There’s another significant advantage of being a land-owning farmer: I get a voice in the corridors of power. I’m no longer just a bunny-hugging do-gooder; I’m a legitimate part of the fabric that holds rural life together. As a farmer, I’m recognised as a proper custodian of the countryside. From such a privileged position I can legally kill things I don’t like. I can demand compensation for raptors attacking my lambs or game birds. I can get paid for geese scoffing my grass. I can apply to shoot cormorants, or even otters, taking ‘my’ fish out of ‘my’ river. I can object to beavers (if and when they arrive here) undermining ‘my’ riverbank. And as a landowner trying to earn a living in rural Scotland, people will listen; important people; people who make decisions; people who will put economics before almost anything.
As a biodiversity farmer I have no intention of complaining about the impact of other species on my livelihood. Oh but wait. Perhaps I can flex my land-owning muscles? Perhaps I do have grounds for retribution? If it’s OK to shoot corvids or foxes in the name of custodianship; if it’s acceptable to trap stoats and weasels; if I can get a licence to ‘manage’ (kill) geese or cormorants and receive a sympathetic ear to do the same to pine martens and buzzards, can I not simply shoot my neighbour’s sheep and cows for breaking the fence and scoffing my young trees and wildflowers? What about all those non-native, farm-reared pheasants that have been let loose and invaded my property, hoovering up my valuable insect life?
Are these not simply alternative examples of ‘inconvenient’ creatures impacting on my productivity? Perhaps sheep and pheasants are exempt from the ‘vermin’ list thanks to their (questionable) economic contribution to the rural economy? Or perhaps they’re spared thanks to some sort of illogical Grandfather Rights? Either way, I don’t get it.

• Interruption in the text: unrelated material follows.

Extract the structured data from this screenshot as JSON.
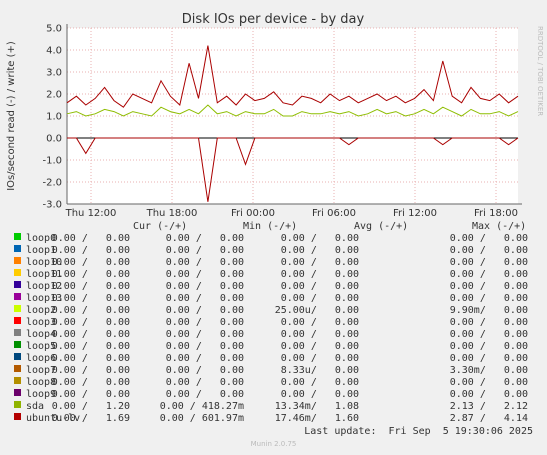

Many farmers and landowners that I know make a valuable contribution to conserving and enhancing biodiversity on their land for wider public benefit. And so they should. This is not an attack on farmers or landowners, but on a broken cultural system that breeds irrationality and inconsistency; a system that encourages those that should be rewarded for protecting biodiversity, to selectively kill creatures whose only crime is that of existing. And as a society, our crime is that of acceptance.